Though each are giving you something equally beautiful

It’s feeling is completely unmatched

Anyone who gets to experience the wonder it rings

I hope they know just how fortunate they are to get to live something so out of body

So raw

So enlightening

Once you find it

Hold on

And don’t let go for anything.

By A Youth at DreamTree Project

Most Definite Misunderstanding

Most children have a bed

material gain is in many heads,

but the places we sleep are pretentious

and meek.


We cease thought of the ground

beneath our feet.


Our main interest is reaching

the top of this pyramid scheme,

wanting the knowledge of good and

evil and not the wisdom…to

know the difference.

By Robert Chavez Jr.

The calm rush of a river

An abandoned apartment

The squeak of a rusty swing

A rumbling storm cloud

children’s laughter

skipping stones


They thrive off of these things

Bu I can’t call them monsters because they aren’t

A monster is determined by one’s actions


A monster under the bed

A kindred spirit

By Hana O’Brien Isikawa


The Things In-between

There are so many things we see, so many things we imagine. Then there are the things in-between. They’re neither real nor fantasy. They lurk in the shadows of our world, but we can never see or imagine them. There are things beyond our reach. They are there, but we can never touch them. They live in a land between earth and sky. A land where everything is black, an endless wasteland of debris. The human world has an impact on the land. It always shows what earth will look like, in a hundred years. Twenty years ago this place was a lush green forest. There were hills and flowers and streams. But lately it has been getting darker. Every day a creature dies. Every week a stream dries up. Every month, a fire starts. And every year our world becomes more of an endless wasteland. 

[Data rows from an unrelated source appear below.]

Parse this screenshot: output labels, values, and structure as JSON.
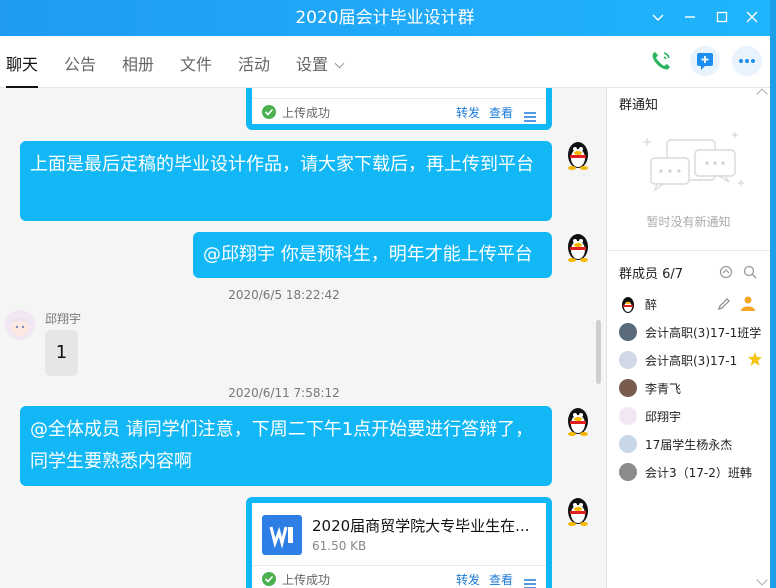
{
  "window": {
    "title": "2020届会计毕业设计群"
  },
  "tabs": [
    {
      "label": "聊天"
    },
    {
      "label": "公告"
    },
    {
      "label": "相册"
    },
    {
      "label": "文件"
    },
    {
      "label": "活动"
    },
    {
      "label": "设置"
    }
  ],
  "colors": {
    "accent": "#12b7f5",
    "title_bar": "#20a9f8",
    "link": "#1a7ad8",
    "success": "#4caf50"
  },
  "messages": {
    "top_card": {
      "status": "上传成功",
      "forward": "转发",
      "view": "查看"
    },
    "msg1": "上面是最后定稿的毕业设计作品，请大家下载后，再上传到平台",
    "msg2": "@邱翔宇 你是预科生，明年才能上传平台",
    "time1": "2020/6/5 18:22:42",
    "peer_name": "邱翔宇",
    "peer_msg": "1",
    "time2": "2020/6/11 7:58:12",
    "msg3": "@全体成员 请同学们注意，下周二下午1点开始要进行答辩了，同学生要熟悉内容啊",
    "file_card": {
      "name": "2020届商贸学院大专毕业生在...",
      "size": "61.50 KB",
      "status": "上传成功",
      "forward": "转发",
      "view": "查看"
    }
  },
  "panel": {
    "notice_title": "群通知",
    "notice_empty": "暂时没有新通知",
    "members_title": "群成员 6/7",
    "members": [
      {
        "name": "醉"
      },
      {
        "name": "会计高职(3)17-1班学"
      },
      {
        "name": "会计高职(3)17-1"
      },
      {
        "name": "李青飞"
      },
      {
        "name": "邱翔宇"
      },
      {
        "name": "17届学生杨永杰"
      },
      {
        "name": "会计3（17-2）班韩"
      }
    ]
  }
}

By Flora Mack


A monster talks in the night

Whether real or in my head

It tells me I am useless, hated, no good

Tells me I have no place in this world

Leave get away from life for a while

I hate to admit that I am beginning to agree

That night I decide the monster is right

Going quickly

leaving only a note

I love you

It reads but I don’t know who it’s to


Running until my legs can’t carry me anymore

Then I stand on the bridge


It speaks


Jump before I make you

It is my turn to speak

Promise me one thing

Promise me you will slow down

Promise me you won’t take life away from people so quickly

Like you did to me

Just promise me that

I jump

Falling I hear the monster laughing from the bridge

By Sasha Kushner

The nights they shut their doors were the coldest. The nights where they let it prey upon their minds were warmer. And then there were the times where the nights were fire and his soul turned to ice in recollection of the time when someone called him human. How all the fear and hate he needed to erase and sustain himself with slipped through his fingers and sometimes he wished he could be human. To live in the warm house and glance across the parlor at the girl with the sad eyes and the broken heart that could actually see him. And he knew he could erase the pain and soothe the anger and he knew that without him everyone would start to break down. It was hard to be a monster, even a good one. It was hard to be sleep. It was hard... to be time. It felt odd to say his name. Then again... it felt odd to say anything anymore.

By Ella Aquino